"It was completely incredible," Johnson said. "I was competing against people that are coming from big schools, competitive areas. When they said I won, I didn't believe it. You know, I was stunned."
He toured the country, playing sold-out concerts. He had cello lessons with Yo Yo Ma, and met famed musicians Itzhak Perlman and the late Isaac Stern.
And behind every great young talent is usually a very involved parent -- in this case, Gretta Johnson, Samuel's mother.
"I am the one who pushes it," she said.
Samuel is one of nine adopted children in a financially strapped family.
"The whole family had kind of invested all of our time and resources so that he could do what he wanted to do," Gretta said.
Her talented young son seemed to have the world at his feet, but his smile masked deep unhappiness. As Samuel hit his mid-teens, his skyrocketing career didn't seem as fun as the carefree life of his peers.
"The fact that they could just go to school every day and hang out and be on the basketball team and the football team," Samuel said. "Just having a normal every day life -- and I think for me I always wanted that, always longed for that."
Samuel's good looks attracted plenty of girls, and he began to stay out all night. During a critical point in his development, he was leaving the cello behind.
"Adolescence is probably the most critical time," said Dr. David Feldman, a professor of child development at Tufts University. "If the talent can be sustained through that period, the chances are much greater that that child will have the opportunity to continue in that area as a young adult."
Unable to control Samuel's behavior, his parents sent him to a wilderness camp and then to a yearlong boarding school. When Samuel returned, he'd made a momentous decision about his music.
"I decided that it was something that I was going to put on the shelf indefinitely," Samuel said. "I felt like I shouldn't be in that spotlight. I shouldn't be there unless I had a more secure feeling with who I am."

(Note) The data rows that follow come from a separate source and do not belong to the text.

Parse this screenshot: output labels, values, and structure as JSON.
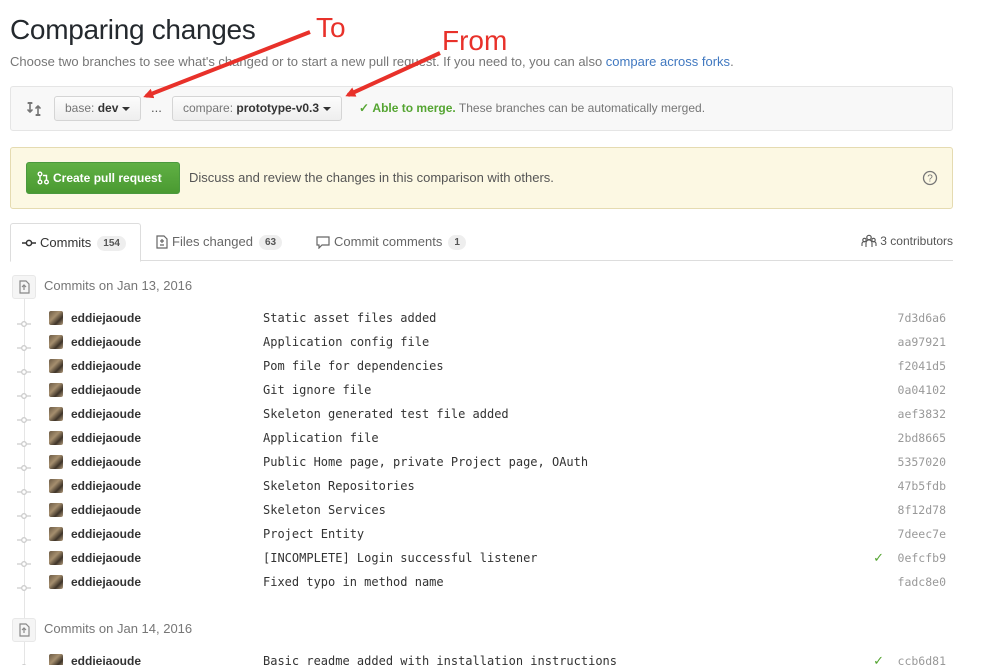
{
  "header": {
    "title": "Comparing changes",
    "subtitle_prefix": "Choose two branches to see what's changed or to start a new pull request. If you need to, you can also ",
    "subtitle_link": "compare across forks",
    "subtitle_suffix": "."
  },
  "range": {
    "base_label": "base:",
    "base_value": "dev",
    "separator": "...",
    "compare_label": "compare:",
    "compare_value": "prototype-v0.3",
    "merge_status": "Able to merge.",
    "merge_detail": "These branches can be automatically merged."
  },
  "pull_request": {
    "button_label": "Create pull request",
    "description": "Discuss and review the changes in this comparison with others."
  },
  "tabs": [
    {
      "label": "Commits",
      "count": "154"
    },
    {
      "label": "Files changed",
      "count": "63"
    },
    {
      "label": "Commit comments",
      "count": "1"
    }
  ],
  "contributors": "3 contributors",
  "groups": [
    {
      "heading": "Commits on Jan 13, 2016",
      "commits": [
        {
          "author": "eddiejaoude",
          "message": "Static asset files added",
          "sha": "7d3d6a6",
          "verified": false
        },
        {
          "author": "eddiejaoude",
          "message": "Application config file",
          "sha": "aa97921",
          "verified": false
        },
        {
          "author": "eddiejaoude",
          "message": "Pom file for dependencies",
          "sha": "f2041d5",
          "verified": false
        },
        {
          "author": "eddiejaoude",
          "message": "Git ignore file",
          "sha": "0a04102",
          "verified": false
        },
        {
          "author": "eddiejaoude",
          "message": "Skeleton generated test file added",
          "sha": "aef3832",
          "verified": false
        },
        {
          "author": "eddiejaoude",
          "message": "Application file",
          "sha": "2bd8665",
          "verified": false
        },
        {
          "author": "eddiejaoude",
          "message": "Public Home page, private Project page, OAuth",
          "sha": "5357020",
          "verified": false
        },
        {
          "author": "eddiejaoude",
          "message": "Skeleton Repositories",
          "sha": "47b5fdb",
          "verified": false
        },
        {
          "author": "eddiejaoude",
          "message": "Skeleton Services",
          "sha": "8f12d78",
          "verified": false
        },
        {
          "author": "eddiejaoude",
          "message": "Project Entity",
          "sha": "7deec7e",
          "verified": false
        },
        {
          "author": "eddiejaoude",
          "message": "[INCOMPLETE] Login successful listener",
          "sha": "0efcfb9",
          "verified": true
        },
        {
          "author": "eddiejaoude",
          "message": "Fixed typo in method name",
          "sha": "fadc8e0",
          "verified": false
        }
      ]
    },
    {
      "heading": "Commits on Jan 14, 2016",
      "commits": [
        {
          "author": "eddiejaoude",
          "message": "Basic readme added with installation instructions",
          "sha": "ccb6d81",
          "verified": true
        }
      ]
    }
  ],
  "annotations": {
    "to": "To",
    "from": "From",
    "color": "#e8312a"
  },
  "colors": {
    "accent_link": "#4078c0",
    "success": "#55a532",
    "pr_button": "#55a532",
    "notice_bg": "#fcf8e3"
  }
}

Telling his parents was the hardest.
I was "really hurt and really angry with Sam that he would throw it all away," Gretta said.

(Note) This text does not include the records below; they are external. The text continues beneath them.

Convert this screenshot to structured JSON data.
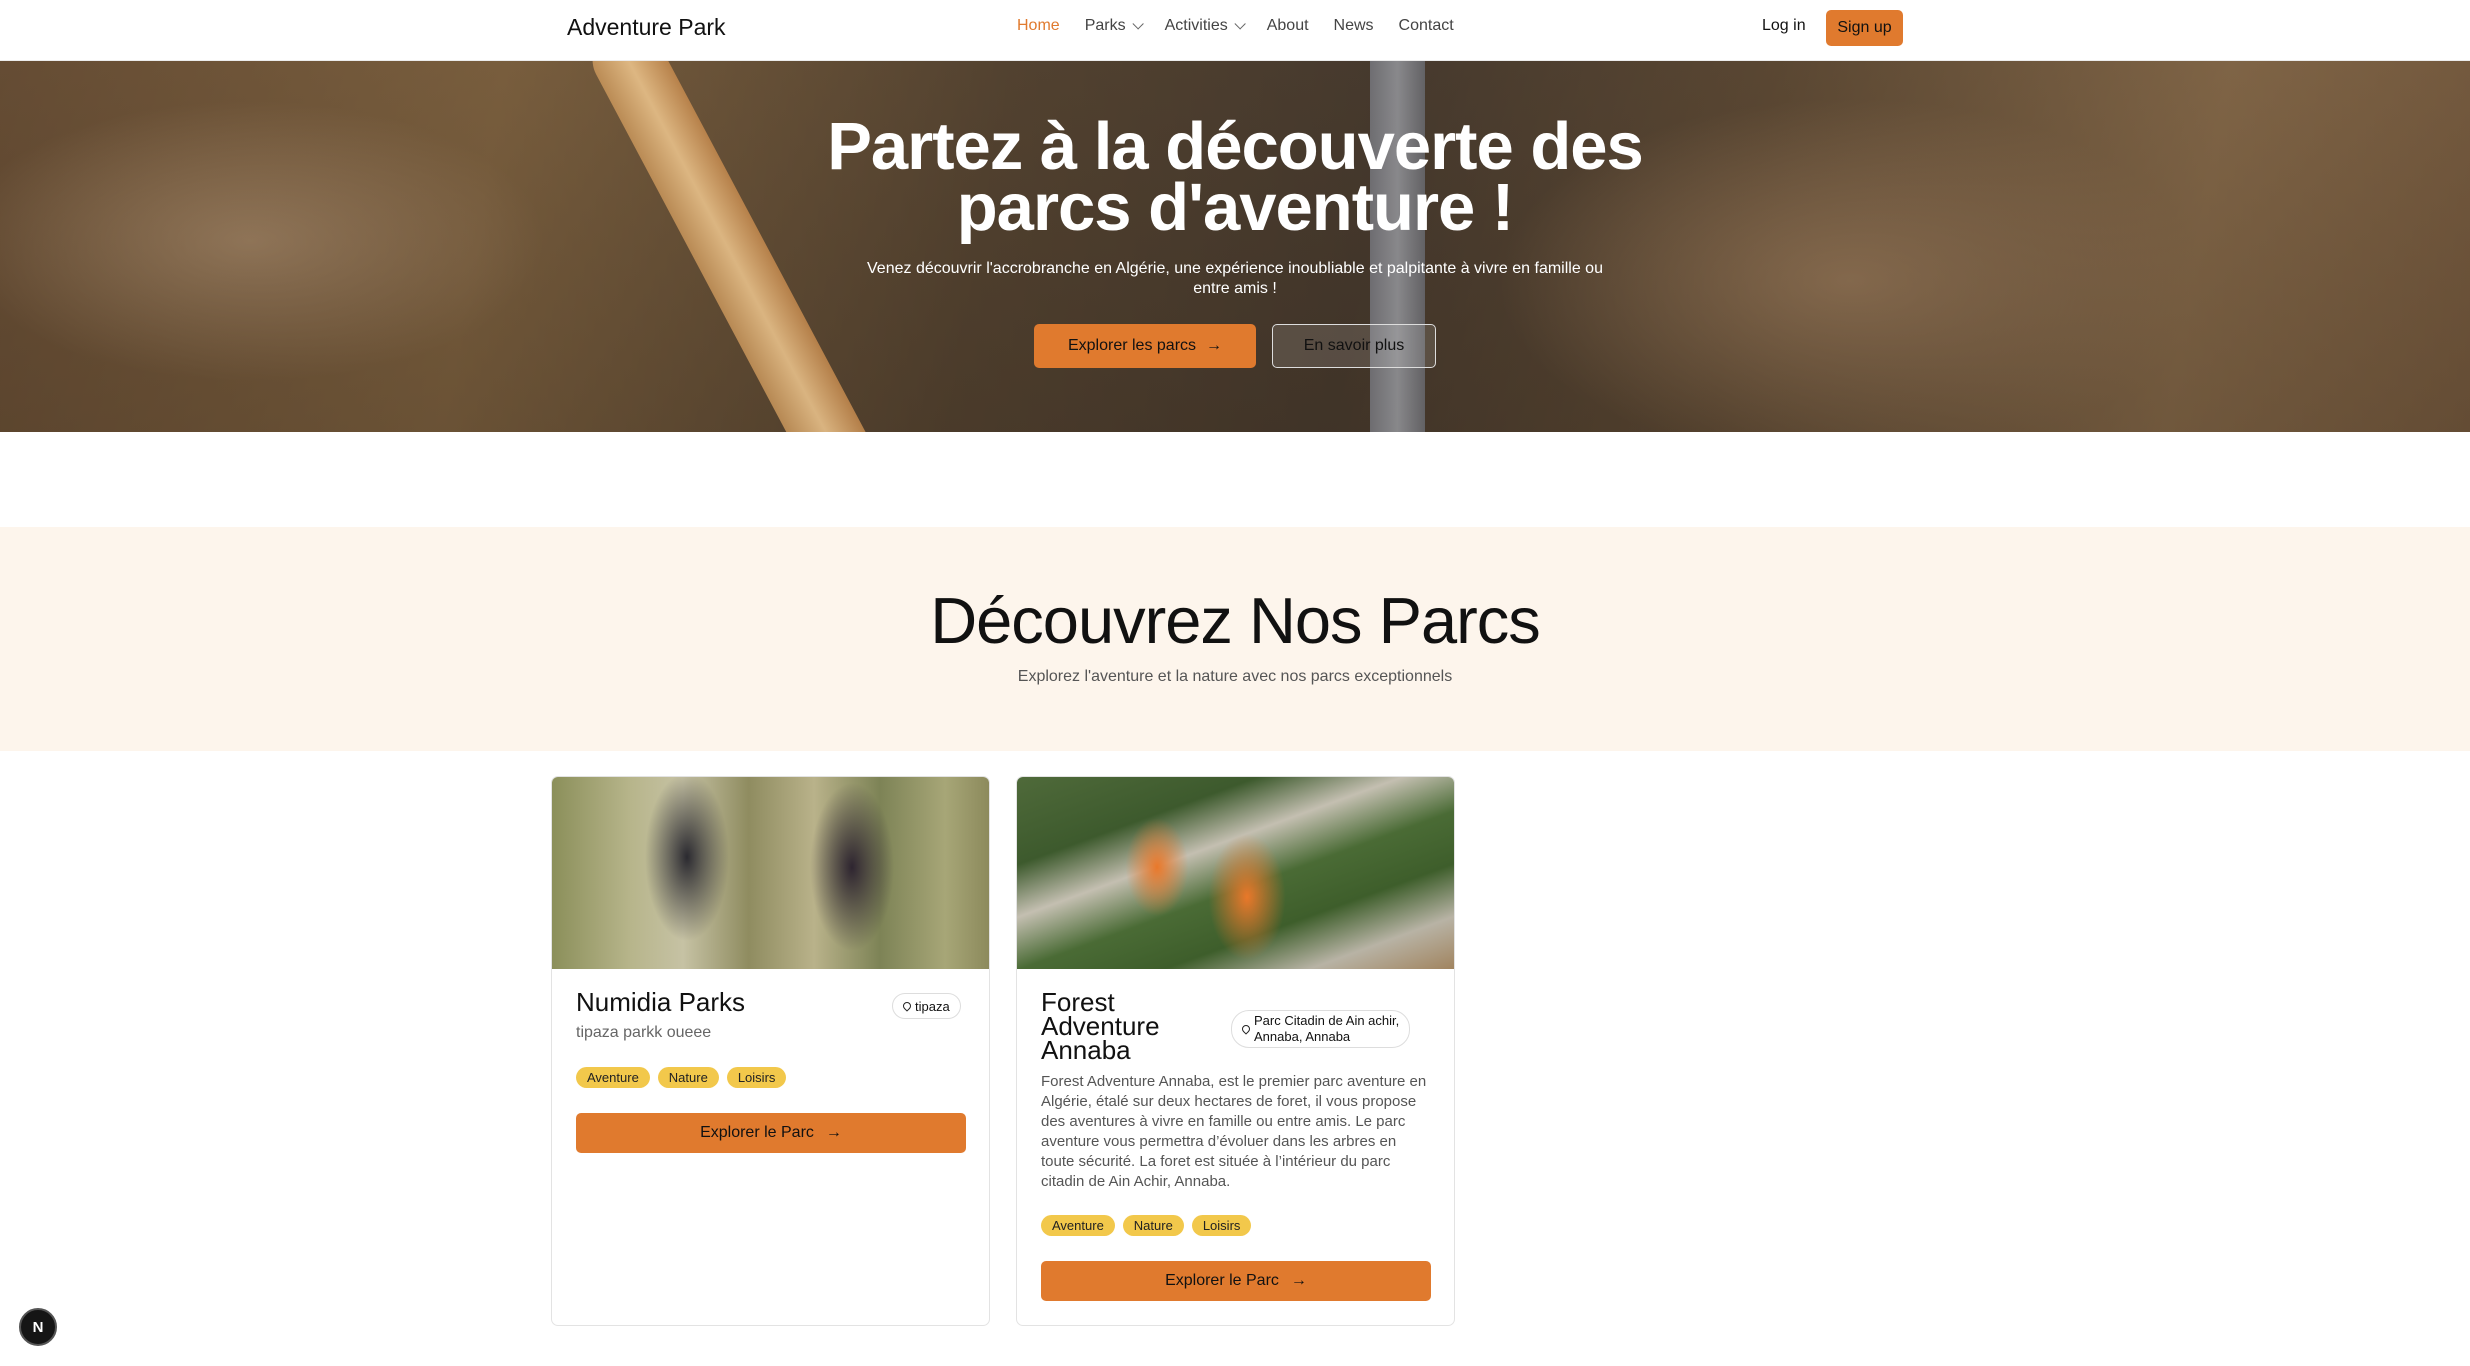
{
  "nav": {
    "brand": "Adventure Park",
    "links": [
      {
        "label": "Home",
        "active": true
      },
      {
        "label": "Parks"
      },
      {
        "label": "Activities"
      },
      {
        "label": "About"
      },
      {
        "label": "News"
      },
      {
        "label": "Contact"
      }
    ],
    "login": "Log in",
    "signup": "Sign up",
    "accent_color": "#e07a2e"
  },
  "hero": {
    "title_line1": "Partez à la découverte des",
    "title_line2": "parcs d'aventure !",
    "subtitle": "Venez découvrir l'accrobranche en Algérie, une expérience inoubliable et palpitante à vivre en famille ou entre amis !",
    "primary_button": "Explorer les parcs",
    "secondary_button": "En savoir plus"
  },
  "section": {
    "title": "Découvrez Nos Parcs",
    "subtitle": "Explorez l'aventure et la nature avec nos parcs exceptionnels"
  },
  "parks": [
    {
      "name": "Numidia Parks",
      "location": "tipaza",
      "description": "tipaza parkk oueee",
      "tags": [
        "Aventure",
        "Nature",
        "Loisirs"
      ],
      "button": "Explorer le Parc"
    },
    {
      "name": "Forest Adventure Annaba",
      "name_line1": "Forest",
      "name_line2": "Adventure",
      "name_line3": "Annaba",
      "location": "Parc Citadin de Ain achir, Annaba, Annaba",
      "location_line1": "Parc Citadin de Ain achir,",
      "location_line2": "Annaba, Annaba",
      "description": "Forest Adventure Annaba, est le premier parc aventure en Algérie, étalé sur deux hectares de foret, il vous propose des aventures à vivre en famille ou entre amis. Le parc aventure vous permettra d’évoluer dans les arbres en toute sécurité. La foret est située à l’intérieur du parc citadin de Ain Achir, Annaba.",
      "tags": [
        "Aventure",
        "Nature",
        "Loisirs"
      ],
      "button": "Explorer le Parc"
    }
  ],
  "badge": "N"
}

"Our relationship has been strained a lot," Samuel said. "Even to this day, it's still strained."
What once seemed wonderful was now a burden to the Johnsons. That's a struggle that Vanessa-Mae Nicholson (who uses only her first name professionally) knows well.
Vanessa-Mae began her career before she hit her teens, playing classical concerts. She then branched out as a crossover artist, even playing with Janet Jackson.

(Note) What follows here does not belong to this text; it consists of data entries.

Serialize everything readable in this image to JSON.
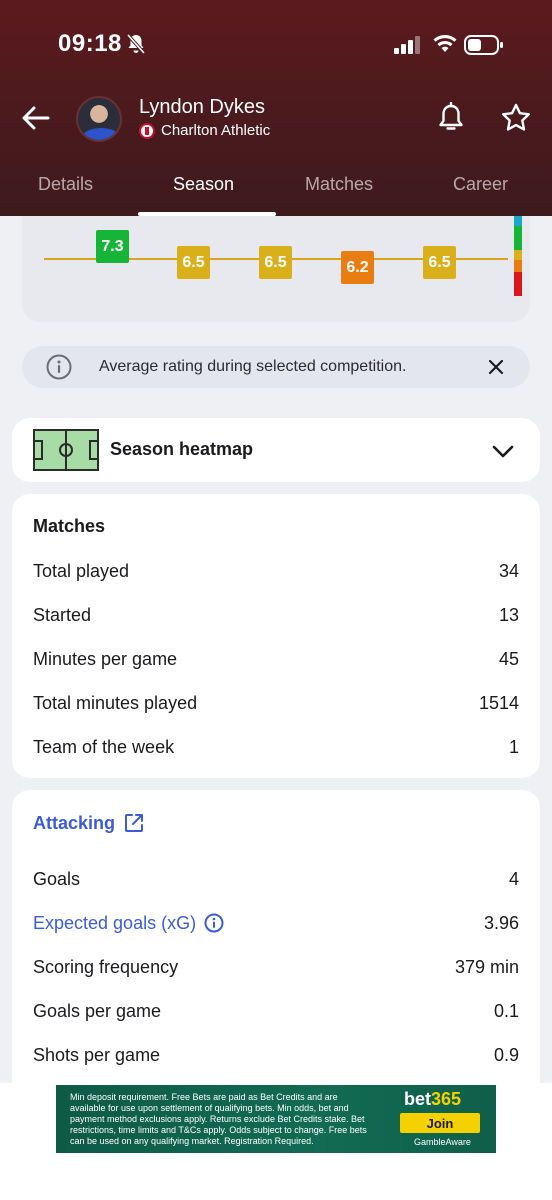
{
  "status": {
    "time": "09:18"
  },
  "player": {
    "name": "Lyndon Dykes",
    "club": "Charlton Athletic"
  },
  "tabs": [
    "Details",
    "Season",
    "Matches",
    "Career"
  ],
  "active_tab": "Season",
  "ratings": [
    "7.3",
    "6.5",
    "6.5",
    "6.2",
    "6.5"
  ],
  "info_banner": {
    "text": "Average rating during selected competition."
  },
  "heatmap": {
    "label": "Season heatmap"
  },
  "matches": {
    "title": "Matches",
    "rows": [
      {
        "label": "Total played",
        "value": "34"
      },
      {
        "label": "Started",
        "value": "13"
      },
      {
        "label": "Minutes per game",
        "value": "45"
      },
      {
        "label": "Total minutes played",
        "value": "1514"
      },
      {
        "label": "Team of the week",
        "value": "1"
      }
    ]
  },
  "attacking": {
    "title": "Attacking",
    "rows": [
      {
        "label": "Goals",
        "value": "4"
      },
      {
        "label": "Expected goals (xG)",
        "value": "3.96"
      },
      {
        "label": "Scoring frequency",
        "value": "379 min"
      },
      {
        "label": "Goals per game",
        "value": "0.1"
      },
      {
        "label": "Shots per game",
        "value": "0.9"
      }
    ]
  },
  "ad": {
    "text": "Min deposit requirement. Free Bets are paid as Bet Credits and are available for use upon settlement of qualifying bets. Min odds, bet and payment method exclusions apply. Returns exclude Bet Credits stake. Bet restrictions, time limits and T&Cs apply. Odds subject to change. Free bets can be used on any qualifying market. Registration Required.",
    "brand_a": "bet",
    "brand_b": "365",
    "cta": "Join",
    "footer": "GambleAware"
  },
  "colors": {
    "header": "#4a1a1d",
    "link": "#3b5bdb",
    "rating_green": "#16b437",
    "rating_yellow": "#d9b01a",
    "rating_orange": "#ea7d11"
  }
}
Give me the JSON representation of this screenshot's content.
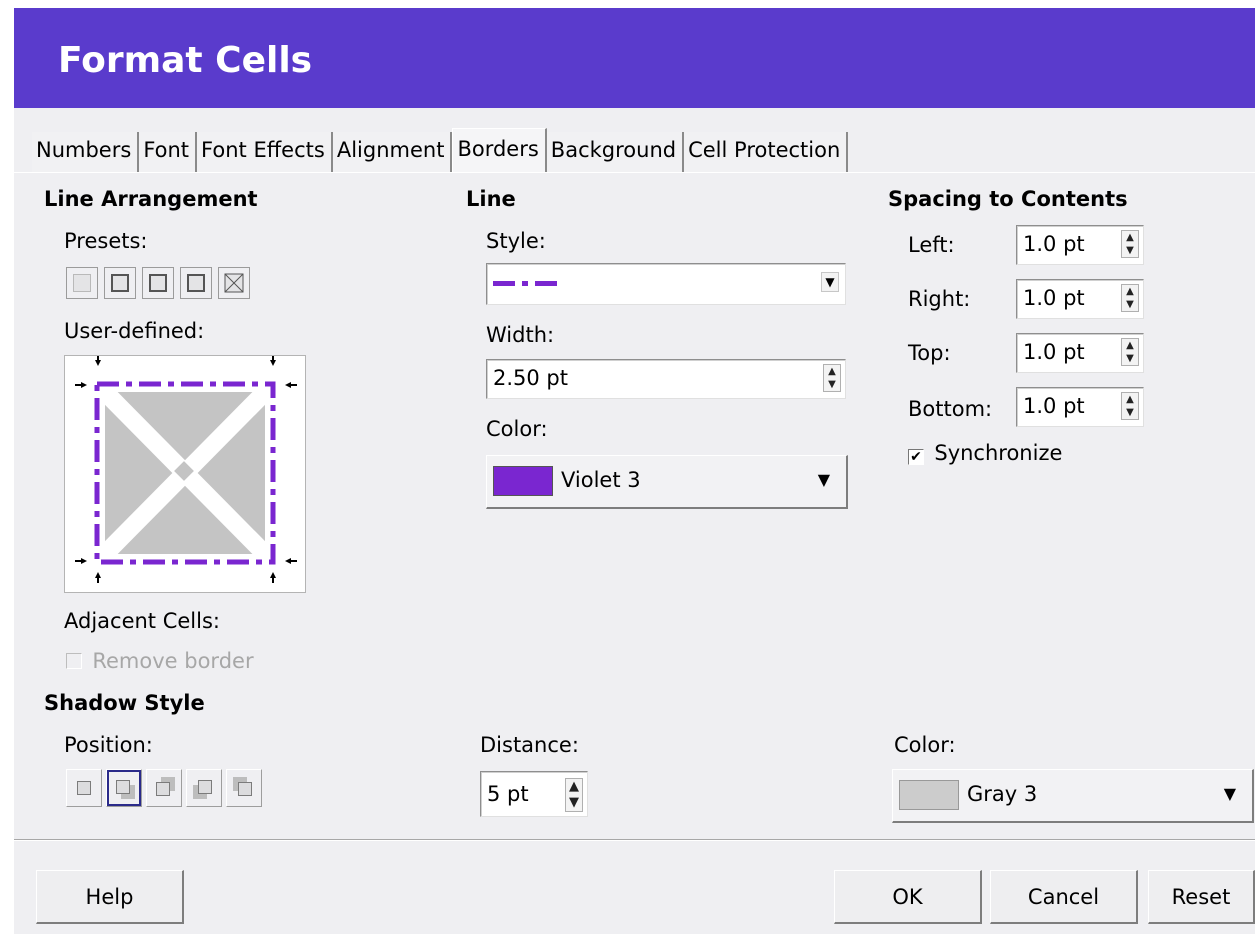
{
  "window": {
    "title": "Format Cells"
  },
  "tabs": [
    "Numbers",
    "Font",
    "Font Effects",
    "Alignment",
    "Borders",
    "Background",
    "Cell Protection"
  ],
  "line_arrangement": {
    "heading": "Line Arrangement",
    "presets_label": "Presets:",
    "user_defined_label": "User-defined:",
    "adjacent_cells_label": "Adjacent Cells:",
    "remove_border_label": "Remove border",
    "remove_border_checked": false
  },
  "line": {
    "heading": "Line",
    "style_label": "Style:",
    "width_label": "Width:",
    "width_value": "2.50 pt",
    "color_label": "Color:",
    "color_value": "Violet 3",
    "color_hex": "#7a26d0"
  },
  "spacing": {
    "heading": "Spacing to Contents",
    "left_label": "Left:",
    "left_value": "1.0 pt",
    "right_label": "Right:",
    "right_value": "1.0 pt",
    "top_label": "Top:",
    "top_value": "1.0 pt",
    "bottom_label": "Bottom:",
    "bottom_value": "1.0 pt",
    "synchronize_label": "Synchronize",
    "synchronize_checked": true
  },
  "shadow": {
    "heading": "Shadow Style",
    "position_label": "Position:",
    "distance_label": "Distance:",
    "distance_value": "5 pt",
    "color_label": "Color:",
    "color_value": "Gray 3",
    "color_hex": "#cccccc"
  },
  "buttons": {
    "help": "Help",
    "ok": "OK",
    "cancel": "Cancel",
    "reset": "Reset"
  },
  "colors": {
    "titlebar": "#5a3bcc",
    "border_line": "#7a26d0"
  }
}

Now a successful 27-year-old woman, she still remembers the sacrifices she had to make.
"It was just a nonstop treadmill, from age 15 to 20, of just promotion and recording and touring," Vanessa-Mae said. "And that was nonstop. And I don't think I saw any of my school friends for five years, basically."
When she decided to stop having her mother manage her career, the sacrifice extended to her personal life.
"It was very tough," Vanessa-Mae said. "And we haven't really spoken for the last five years or so."
For Samuel Johnson, the right thing was to stop the roller coaster ride.
"Music is something that I'm learning to really enjoy for just the sake of playing music. Not the things that come along with music," Johnson said.
For Vanessa-Mae, the right thing to do was to continue the journey.
"I'm so lucky that I have found a profession that actually, to many people, is just a hobby," she said. "But I get to do that every day, and I love it."
Vanessa-Mae and Johnson took different paths that both lead to painful choices.
"What we can learn from prodigies and learn about ourselves," Feldman said, "is that for any of us, prodigies included, to have the opportunity to do in this world what we might be able to do with our gifts and talents and abilities is a very challenging process."